This is my husband’s favorite book, and he’s been badgering me for years to read it. I always drag my heels when it comes to classics; there are just too many new books that I want to read instead. He wore me down, and I guess I’ll admit defeat. This is an epic novel that captures the prolonged sorrow and fury of migrant families during the Great Depression. The term epic gets thrown around a lot in the book review world, but if I had to give an example, this book would be in the top five. The profound themes reflect the history of the Great Depression but more importantly the humanity of people who find themselves destitute and still able to show kindness and compassion. The main character, Tom Joad, is fresh out of jail, looking to return to his family home. As he meets various people on his journey back, he learns that farm families have been evicted by banks, and people are leaving in droves for California, looking for work and shelter. Steinbeck’s writing is terrifyingly real as he depicts the mass migration with raw, descriptive power. Tom eventually finds his family, and as they too succumb to the draw of California, they encounter one trauma after another, rejected by their fellow Americans. The themes that persist despite their hardships are steadfast dedication to family and the power of pulling together in hard times. The “we take care of our own” vibe persists throughout the book. The final scene of Tom’s sister helping a dying man is a shocking climax to this universal idea of the human experience as one of compassion and altruism. The Grapes of Wrath is classic for a reason, and the rise of fire and dust is still relevant today.

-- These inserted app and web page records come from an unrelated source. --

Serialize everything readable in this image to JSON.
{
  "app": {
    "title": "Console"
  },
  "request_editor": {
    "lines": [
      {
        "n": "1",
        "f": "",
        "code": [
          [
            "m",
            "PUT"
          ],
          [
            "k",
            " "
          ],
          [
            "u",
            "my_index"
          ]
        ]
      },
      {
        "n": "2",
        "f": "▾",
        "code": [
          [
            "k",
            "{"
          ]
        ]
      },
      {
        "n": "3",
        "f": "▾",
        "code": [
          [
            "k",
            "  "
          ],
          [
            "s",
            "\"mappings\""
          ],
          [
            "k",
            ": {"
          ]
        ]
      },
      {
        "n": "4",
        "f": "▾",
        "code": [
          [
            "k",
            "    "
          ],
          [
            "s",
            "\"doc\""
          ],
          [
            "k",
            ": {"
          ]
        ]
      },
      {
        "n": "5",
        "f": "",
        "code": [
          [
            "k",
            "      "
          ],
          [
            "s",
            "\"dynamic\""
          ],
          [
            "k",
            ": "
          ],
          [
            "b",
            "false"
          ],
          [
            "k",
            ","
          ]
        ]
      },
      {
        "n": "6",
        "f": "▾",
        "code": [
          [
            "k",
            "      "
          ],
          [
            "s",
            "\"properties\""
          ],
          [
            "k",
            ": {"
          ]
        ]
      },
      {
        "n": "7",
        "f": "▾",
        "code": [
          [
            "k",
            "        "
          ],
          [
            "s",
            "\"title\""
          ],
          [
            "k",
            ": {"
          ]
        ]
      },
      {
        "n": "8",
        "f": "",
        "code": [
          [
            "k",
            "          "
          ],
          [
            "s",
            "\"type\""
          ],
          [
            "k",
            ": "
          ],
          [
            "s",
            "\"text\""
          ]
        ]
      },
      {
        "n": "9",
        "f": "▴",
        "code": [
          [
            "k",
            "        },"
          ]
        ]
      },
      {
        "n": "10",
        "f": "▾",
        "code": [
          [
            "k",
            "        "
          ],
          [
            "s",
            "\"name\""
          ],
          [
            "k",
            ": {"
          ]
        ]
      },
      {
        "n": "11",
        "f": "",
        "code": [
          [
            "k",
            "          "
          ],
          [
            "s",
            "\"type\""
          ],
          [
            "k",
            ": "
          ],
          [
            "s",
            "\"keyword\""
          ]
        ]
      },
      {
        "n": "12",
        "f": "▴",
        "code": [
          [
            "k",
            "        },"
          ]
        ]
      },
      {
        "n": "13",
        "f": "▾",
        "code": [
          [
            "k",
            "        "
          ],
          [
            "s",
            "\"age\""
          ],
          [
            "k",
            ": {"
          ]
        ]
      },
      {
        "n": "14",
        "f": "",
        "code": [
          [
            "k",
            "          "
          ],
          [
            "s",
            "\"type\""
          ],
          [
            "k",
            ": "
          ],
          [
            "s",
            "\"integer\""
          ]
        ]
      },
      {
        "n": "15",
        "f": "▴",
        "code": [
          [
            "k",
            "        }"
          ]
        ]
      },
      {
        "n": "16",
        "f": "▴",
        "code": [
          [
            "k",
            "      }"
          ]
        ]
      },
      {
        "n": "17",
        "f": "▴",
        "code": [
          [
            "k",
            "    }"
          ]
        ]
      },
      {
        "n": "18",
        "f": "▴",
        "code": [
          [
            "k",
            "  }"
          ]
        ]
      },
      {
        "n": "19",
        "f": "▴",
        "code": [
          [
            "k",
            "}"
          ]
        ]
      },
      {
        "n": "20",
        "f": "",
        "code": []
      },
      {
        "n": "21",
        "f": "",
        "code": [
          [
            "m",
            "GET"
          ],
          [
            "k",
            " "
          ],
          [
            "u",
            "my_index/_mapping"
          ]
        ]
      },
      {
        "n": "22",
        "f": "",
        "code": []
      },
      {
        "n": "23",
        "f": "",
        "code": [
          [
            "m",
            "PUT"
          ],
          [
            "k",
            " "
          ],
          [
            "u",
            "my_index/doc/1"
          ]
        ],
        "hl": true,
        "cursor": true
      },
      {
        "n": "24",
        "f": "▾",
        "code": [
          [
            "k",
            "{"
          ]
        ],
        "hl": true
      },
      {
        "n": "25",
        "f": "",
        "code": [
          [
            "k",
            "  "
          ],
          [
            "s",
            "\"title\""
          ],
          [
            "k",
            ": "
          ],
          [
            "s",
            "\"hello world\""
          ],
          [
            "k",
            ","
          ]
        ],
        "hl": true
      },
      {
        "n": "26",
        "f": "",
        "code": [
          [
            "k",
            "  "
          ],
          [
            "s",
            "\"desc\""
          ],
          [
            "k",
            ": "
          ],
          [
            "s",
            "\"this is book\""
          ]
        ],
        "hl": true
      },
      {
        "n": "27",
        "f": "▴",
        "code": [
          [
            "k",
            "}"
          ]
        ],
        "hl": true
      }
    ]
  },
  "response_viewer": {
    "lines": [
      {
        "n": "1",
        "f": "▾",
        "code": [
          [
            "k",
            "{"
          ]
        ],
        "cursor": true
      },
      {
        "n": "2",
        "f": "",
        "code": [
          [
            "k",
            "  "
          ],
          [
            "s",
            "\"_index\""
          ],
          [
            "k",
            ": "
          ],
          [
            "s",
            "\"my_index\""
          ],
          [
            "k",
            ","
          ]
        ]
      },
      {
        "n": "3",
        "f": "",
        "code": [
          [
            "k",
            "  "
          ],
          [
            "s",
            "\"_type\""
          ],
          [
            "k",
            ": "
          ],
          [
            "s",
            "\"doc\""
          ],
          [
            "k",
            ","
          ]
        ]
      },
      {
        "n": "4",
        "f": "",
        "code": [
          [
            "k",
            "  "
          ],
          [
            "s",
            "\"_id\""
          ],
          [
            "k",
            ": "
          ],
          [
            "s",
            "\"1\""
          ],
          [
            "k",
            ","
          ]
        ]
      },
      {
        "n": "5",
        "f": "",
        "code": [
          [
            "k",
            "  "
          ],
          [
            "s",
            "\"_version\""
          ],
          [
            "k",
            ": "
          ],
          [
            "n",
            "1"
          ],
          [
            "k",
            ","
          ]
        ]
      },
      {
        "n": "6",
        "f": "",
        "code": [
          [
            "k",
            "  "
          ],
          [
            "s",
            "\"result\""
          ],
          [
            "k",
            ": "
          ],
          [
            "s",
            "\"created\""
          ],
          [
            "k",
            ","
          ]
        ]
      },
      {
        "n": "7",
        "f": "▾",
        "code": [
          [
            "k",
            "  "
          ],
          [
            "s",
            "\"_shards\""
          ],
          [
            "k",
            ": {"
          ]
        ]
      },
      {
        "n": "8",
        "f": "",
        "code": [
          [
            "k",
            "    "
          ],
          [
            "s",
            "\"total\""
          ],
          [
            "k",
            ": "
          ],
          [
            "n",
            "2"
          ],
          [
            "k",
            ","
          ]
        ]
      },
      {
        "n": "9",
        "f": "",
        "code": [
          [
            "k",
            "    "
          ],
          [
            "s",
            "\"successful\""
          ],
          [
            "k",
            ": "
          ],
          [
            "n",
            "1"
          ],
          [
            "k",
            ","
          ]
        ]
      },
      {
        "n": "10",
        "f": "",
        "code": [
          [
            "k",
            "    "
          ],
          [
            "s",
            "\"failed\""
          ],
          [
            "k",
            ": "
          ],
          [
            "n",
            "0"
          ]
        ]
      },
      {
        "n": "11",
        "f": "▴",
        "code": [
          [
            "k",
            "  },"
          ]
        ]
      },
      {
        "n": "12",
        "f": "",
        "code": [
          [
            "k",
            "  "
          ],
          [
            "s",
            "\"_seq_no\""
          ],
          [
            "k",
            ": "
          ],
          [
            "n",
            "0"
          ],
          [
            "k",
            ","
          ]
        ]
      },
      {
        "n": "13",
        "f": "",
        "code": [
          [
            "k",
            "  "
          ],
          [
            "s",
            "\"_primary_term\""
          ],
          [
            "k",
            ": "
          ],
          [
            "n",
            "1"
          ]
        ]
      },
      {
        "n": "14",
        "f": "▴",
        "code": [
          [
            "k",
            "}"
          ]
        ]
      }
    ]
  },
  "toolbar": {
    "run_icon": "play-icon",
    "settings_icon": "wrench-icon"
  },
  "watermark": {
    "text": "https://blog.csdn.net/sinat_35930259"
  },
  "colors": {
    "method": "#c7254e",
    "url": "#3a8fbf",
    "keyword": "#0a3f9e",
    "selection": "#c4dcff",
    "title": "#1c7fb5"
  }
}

Travel All the Pages is inspired by my two loves - travel and reading, a combo I can't resist. Enjoy these little pairings.